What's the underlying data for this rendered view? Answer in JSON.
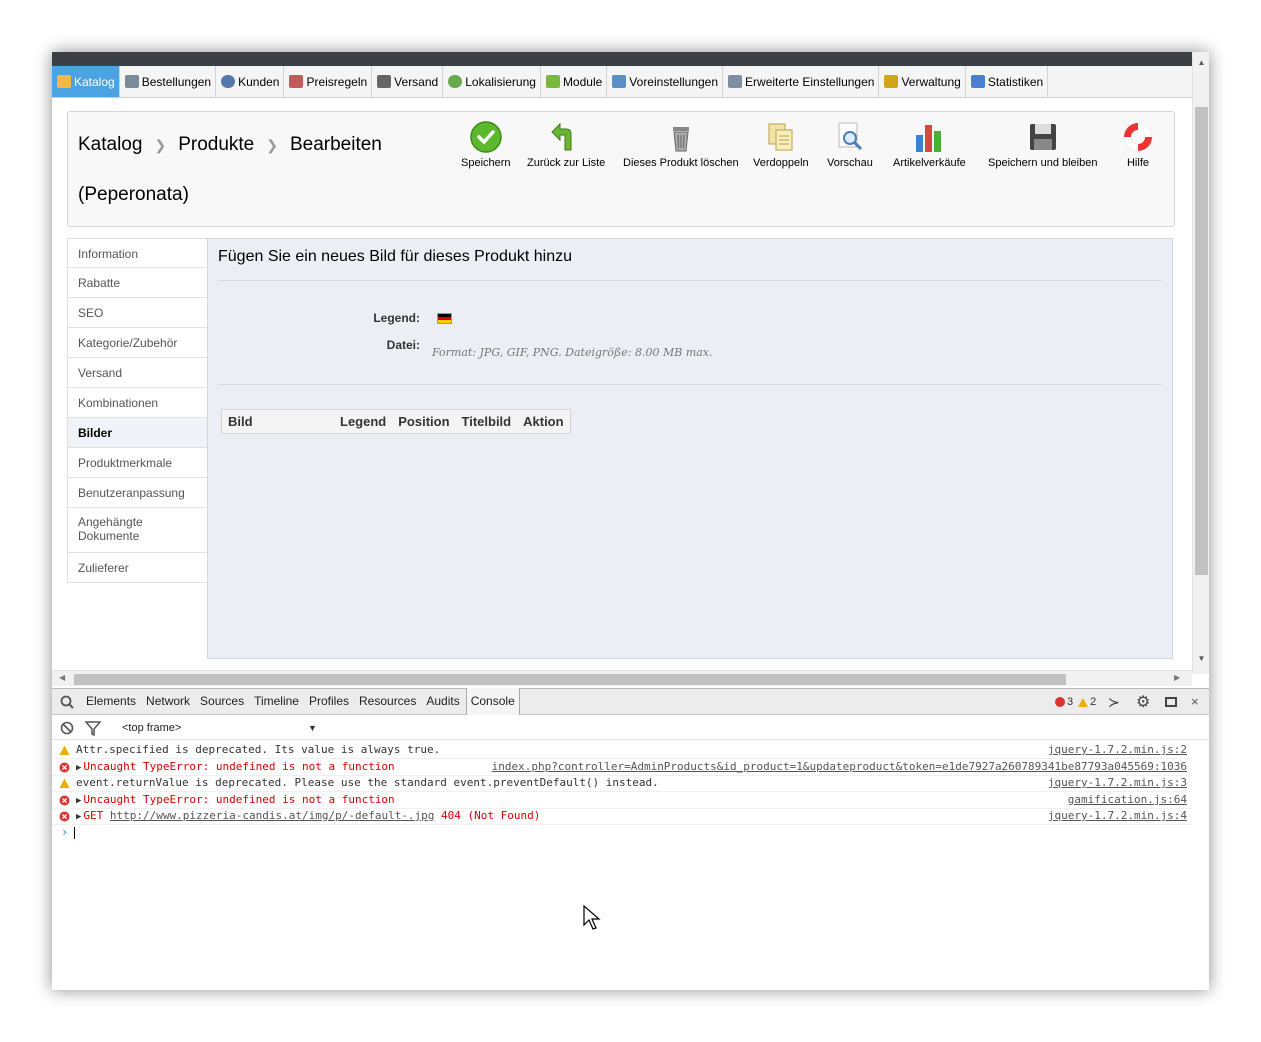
{
  "nav": {
    "items": [
      {
        "label": "Katalog",
        "color": "#f4b942"
      },
      {
        "label": "Bestellungen",
        "color": "#7a8a99"
      },
      {
        "label": "Kunden",
        "color": "#5577aa"
      },
      {
        "label": "Preisregeln",
        "color": "#c55a5a"
      },
      {
        "label": "Versand",
        "color": "#666666"
      },
      {
        "label": "Lokalisierung",
        "color": "#6aa84f"
      },
      {
        "label": "Module",
        "color": "#78b83c"
      },
      {
        "label": "Voreinstellungen",
        "color": "#5b8fc7"
      },
      {
        "label": "Erweiterte Einstellungen",
        "color": "#7e8ea3"
      },
      {
        "label": "Verwaltung",
        "color": "#d4a418"
      },
      {
        "label": "Statistiken",
        "color": "#4a7fd4"
      }
    ]
  },
  "toolbar": {
    "breadcrumb": [
      "Katalog",
      "Produkte",
      "Bearbeiten"
    ],
    "product_title": "(Peperonata)",
    "buttons": {
      "save": "Speichern",
      "back": "Zurück zur Liste",
      "delete": "Dieses Produkt löschen",
      "duplicate": "Verdoppeln",
      "preview": "Vorschau",
      "sales": "Artikelverkäufe",
      "save_stay": "Speichern und bleiben",
      "help": "Hilfe"
    }
  },
  "tabs": [
    "Information",
    "Rabatte",
    "SEO",
    "Kategorie/Zubehör",
    "Versand",
    "Kombinationen",
    "Bilder",
    "Produktmerkmale",
    "Benutzeranpassung",
    "Angehängte Dokumente",
    "Zulieferer"
  ],
  "panel": {
    "title": "Fügen Sie ein neues Bild für dieses Produkt hinzu",
    "legend_label": "Legend:",
    "file_label": "Datei:",
    "format_hint": "Format: JPG, GIF, PNG. Dateigröße: 8.00 MB max.",
    "table_headers": [
      "Bild",
      "Legend",
      "Position",
      "Titelbild",
      "Aktion"
    ]
  },
  "devtools": {
    "tabs": [
      "Elements",
      "Network",
      "Sources",
      "Timeline",
      "Profiles",
      "Resources",
      "Audits",
      "Console"
    ],
    "error_count": "3",
    "warning_count": "2",
    "frame": "<top frame>",
    "lines": [
      {
        "type": "warn",
        "msg": "Attr.specified is deprecated. Its value is always true.",
        "src": "jquery-1.7.2.min.js:2"
      },
      {
        "type": "err",
        "msg": "Uncaught TypeError: undefined is not a function",
        "src": "index.php?controller=AdminProducts&id_product=1&updateproduct&token=e1de7927a260789341be87793a045569:1036"
      },
      {
        "type": "warn",
        "msg": "event.returnValue is deprecated. Please use the standard event.preventDefault() instead.",
        "src": "jquery-1.7.2.min.js:3"
      },
      {
        "type": "err",
        "msg": "Uncaught TypeError: undefined is not a function",
        "src": "gamification.js:64"
      },
      {
        "type": "err",
        "msg_prefix": "GET ",
        "url": "http://www.pizzeria-candis.at/img/p/-default-.jpg",
        "msg_suffix": " 404 (Not Found)",
        "src": "jquery-1.7.2.min.js:4"
      }
    ]
  }
}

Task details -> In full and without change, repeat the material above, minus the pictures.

Response ->
What's the underlying data for this rendered view? Answer in JSON.
{
  "nav": {
    "items": [
      {
        "label": "Katalog",
        "color": "#f4b942"
      },
      {
        "label": "Bestellungen",
        "color": "#7a8a99"
      },
      {
        "label": "Kunden",
        "color": "#5577aa"
      },
      {
        "label": "Preisregeln",
        "color": "#c55a5a"
      },
      {
        "label": "Versand",
        "color": "#666666"
      },
      {
        "label": "Lokalisierung",
        "color": "#6aa84f"
      },
      {
        "label": "Module",
        "color": "#78b83c"
      },
      {
        "label": "Voreinstellungen",
        "color": "#5b8fc7"
      },
      {
        "label": "Erweiterte Einstellungen",
        "color": "#7e8ea3"
      },
      {
        "label": "Verwaltung",
        "color": "#d4a418"
      },
      {
        "label": "Statistiken",
        "color": "#4a7fd4"
      }
    ]
  },
  "toolbar": {
    "breadcrumb": [
      "Katalog",
      "Produkte",
      "Bearbeiten"
    ],
    "product_title": "(Peperonata)",
    "buttons": {
      "save": "Speichern",
      "back": "Zurück zur Liste",
      "delete": "Dieses Produkt löschen",
      "duplicate": "Verdoppeln",
      "preview": "Vorschau",
      "sales": "Artikelverkäufe",
      "save_stay": "Speichern und bleiben",
      "help": "Hilfe"
    }
  },
  "tabs": [
    "Information",
    "Rabatte",
    "SEO",
    "Kategorie/Zubehör",
    "Versand",
    "Kombinationen",
    "Bilder",
    "Produktmerkmale",
    "Benutzeranpassung",
    "Angehängte Dokumente",
    "Zulieferer"
  ],
  "panel": {
    "title": "Fügen Sie ein neues Bild für dieses Produkt hinzu",
    "legend_label": "Legend:",
    "file_label": "Datei:",
    "format_hint": "Format: JPG, GIF, PNG. Dateigröße: 8.00 MB max.",
    "table_headers": [
      "Bild",
      "Legend",
      "Position",
      "Titelbild",
      "Aktion"
    ]
  },
  "devtools": {
    "tabs": [
      "Elements",
      "Network",
      "Sources",
      "Timeline",
      "Profiles",
      "Resources",
      "Audits",
      "Console"
    ],
    "error_count": "3",
    "warning_count": "2",
    "frame": "<top frame>",
    "lines": [
      {
        "type": "warn",
        "msg": "Attr.specified is deprecated. Its value is always true.",
        "src": "jquery-1.7.2.min.js:2"
      },
      {
        "type": "err",
        "msg": "Uncaught TypeError: undefined is not a function",
        "src": "index.php?controller=AdminProducts&id_product=1&updateproduct&token=e1de7927a260789341be87793a045569:1036"
      },
      {
        "type": "warn",
        "msg": "event.returnValue is deprecated. Please use the standard event.preventDefault() instead.",
        "src": "jquery-1.7.2.min.js:3"
      },
      {
        "type": "err",
        "msg": "Uncaught TypeError: undefined is not a function",
        "src": "gamification.js:64"
      },
      {
        "type": "err",
        "msg_prefix": "GET ",
        "url": "http://www.pizzeria-candis.at/img/p/-default-.jpg",
        "msg_suffix": " 404 (Not Found)",
        "src": "jquery-1.7.2.min.js:4"
      }
    ]
  }
}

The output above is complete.